#### [DATA RECORDS]
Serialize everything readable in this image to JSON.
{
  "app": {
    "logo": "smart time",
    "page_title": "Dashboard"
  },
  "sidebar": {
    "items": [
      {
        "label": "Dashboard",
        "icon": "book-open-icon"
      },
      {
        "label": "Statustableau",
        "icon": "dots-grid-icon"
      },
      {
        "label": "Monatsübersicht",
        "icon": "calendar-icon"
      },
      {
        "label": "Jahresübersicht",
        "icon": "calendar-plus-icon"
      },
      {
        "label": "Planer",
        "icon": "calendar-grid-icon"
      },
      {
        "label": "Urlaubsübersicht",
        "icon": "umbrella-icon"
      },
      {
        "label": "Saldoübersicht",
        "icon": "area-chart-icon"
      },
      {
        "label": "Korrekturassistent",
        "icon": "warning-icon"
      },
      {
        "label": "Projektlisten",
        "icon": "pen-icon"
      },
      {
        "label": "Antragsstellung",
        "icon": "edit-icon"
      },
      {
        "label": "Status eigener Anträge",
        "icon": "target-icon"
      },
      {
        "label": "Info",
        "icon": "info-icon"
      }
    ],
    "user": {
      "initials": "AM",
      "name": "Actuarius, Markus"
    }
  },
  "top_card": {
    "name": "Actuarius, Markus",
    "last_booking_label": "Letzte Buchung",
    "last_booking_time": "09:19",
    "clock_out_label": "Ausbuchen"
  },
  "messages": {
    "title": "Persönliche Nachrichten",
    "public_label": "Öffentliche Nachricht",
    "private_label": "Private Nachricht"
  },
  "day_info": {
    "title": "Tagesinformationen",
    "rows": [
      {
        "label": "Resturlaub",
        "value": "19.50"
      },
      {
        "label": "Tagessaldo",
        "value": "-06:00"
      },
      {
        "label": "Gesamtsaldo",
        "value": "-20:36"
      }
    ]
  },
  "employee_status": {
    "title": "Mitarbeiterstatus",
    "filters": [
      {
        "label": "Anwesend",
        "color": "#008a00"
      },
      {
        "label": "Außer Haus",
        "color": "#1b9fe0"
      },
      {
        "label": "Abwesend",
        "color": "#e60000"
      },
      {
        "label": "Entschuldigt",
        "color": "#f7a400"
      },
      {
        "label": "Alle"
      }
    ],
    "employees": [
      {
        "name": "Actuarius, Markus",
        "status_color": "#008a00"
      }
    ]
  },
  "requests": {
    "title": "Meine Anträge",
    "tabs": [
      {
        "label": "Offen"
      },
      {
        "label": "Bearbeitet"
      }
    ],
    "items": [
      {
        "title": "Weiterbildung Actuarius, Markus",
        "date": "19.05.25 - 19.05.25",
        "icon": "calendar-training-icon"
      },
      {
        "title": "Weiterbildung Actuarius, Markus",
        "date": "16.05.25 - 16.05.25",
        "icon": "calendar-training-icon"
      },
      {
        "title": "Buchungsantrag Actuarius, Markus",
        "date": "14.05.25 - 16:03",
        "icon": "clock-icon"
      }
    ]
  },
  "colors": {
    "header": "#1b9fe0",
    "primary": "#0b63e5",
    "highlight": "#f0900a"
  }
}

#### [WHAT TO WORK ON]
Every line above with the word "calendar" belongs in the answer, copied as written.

#### [WRITTEN SOLUTION]
        "icon": "calendar-icon"
        "icon": "calendar-plus-icon"
        "icon": "calendar-grid-icon"
        "icon": "calendar-training-icon"
        "icon": "calendar-training-icon"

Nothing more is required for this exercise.